Description ADULT Has a pale gray-brown back, but otherwise mostly dark blue upperparts; note, however, the dark cheeks and eyeline and pale forecrown, extending back as faint supercilium. Throat is whitish and streaked, with discrete demarcation from otherwise grubby pinkish gray underparts. JUVENILE Similar, but dull gray on head, back, and wing coverts, with blue flight feathers and tail.

Dimensions Length: 11" (28 cm)

Endangered Status The Florida Scrub-Jay is on the U.S. Endangered Species List. It is classified as threatened throughout its range in Florida. Like many other Florida wildlife species, the scrub-jay has declined as its habitat has succumbed to development.
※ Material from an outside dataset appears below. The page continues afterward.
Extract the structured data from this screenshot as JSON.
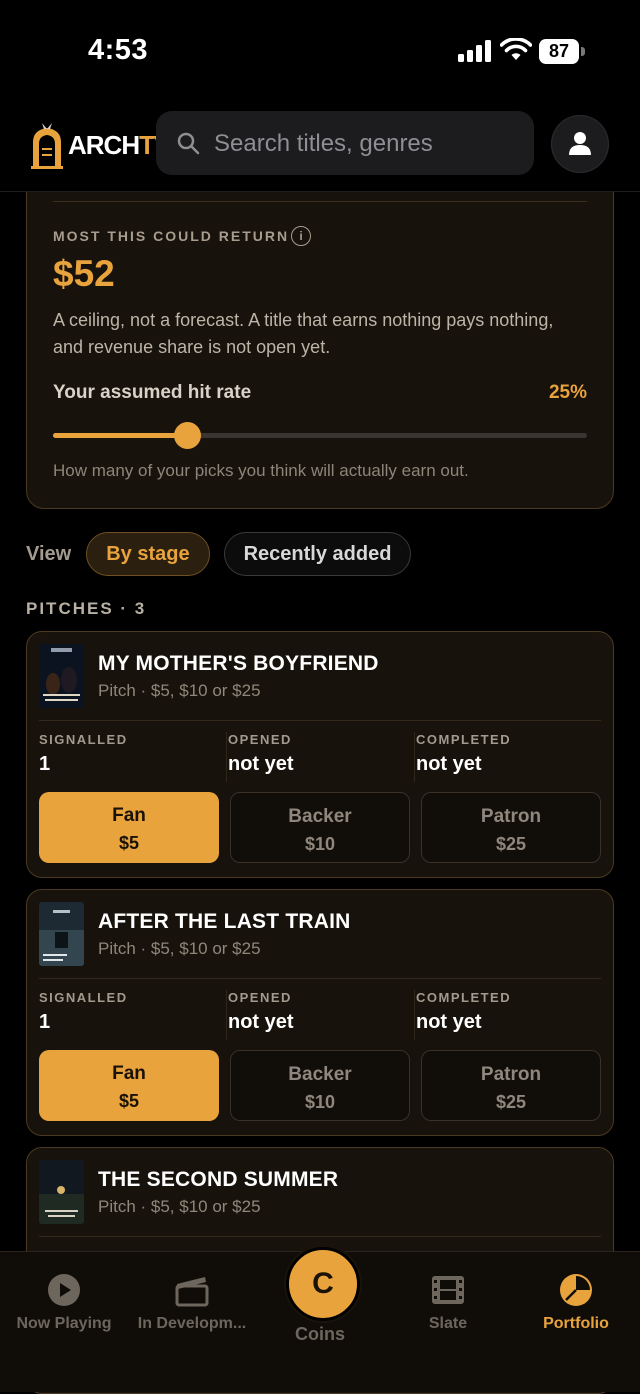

Remaining habitat has been fragmented and degraded, and existing populations are small and isolated. This makes them vulnerable to any change to their environment, as an entire population can be wiped out at once. In some areas the rate of mortality appears to exceed the rate at which the populations is reproducing. A long-term problem for this species could be rising sea levels caused by global warming, as their remaining habitat could easily become inundated.

Habitat Common and widespread resident of scrubby woodland and overgrown suburban lots. Has declined markedly due to habitat loss and degradation

Observation Tips Easy to see and often indifferent to people.

Range Florida

Voice Utters a harsh, nasal cheerp, cheerp, cheerpÖ and other chattering calls.

Similar Species Western Scrub-jay A. californica (L 11-12 in) is bluer on head but otherwise similar; a mainly western species, resident in Texas.

Discussion Florida endemic with slim body, long tail, and stout, but rather slender bill. An opportunistic feeder with an omnivorous diet that includes berries, fruits, insects, and the eggs and young of songbirds. Usually seen in family groups. Sexes are similar.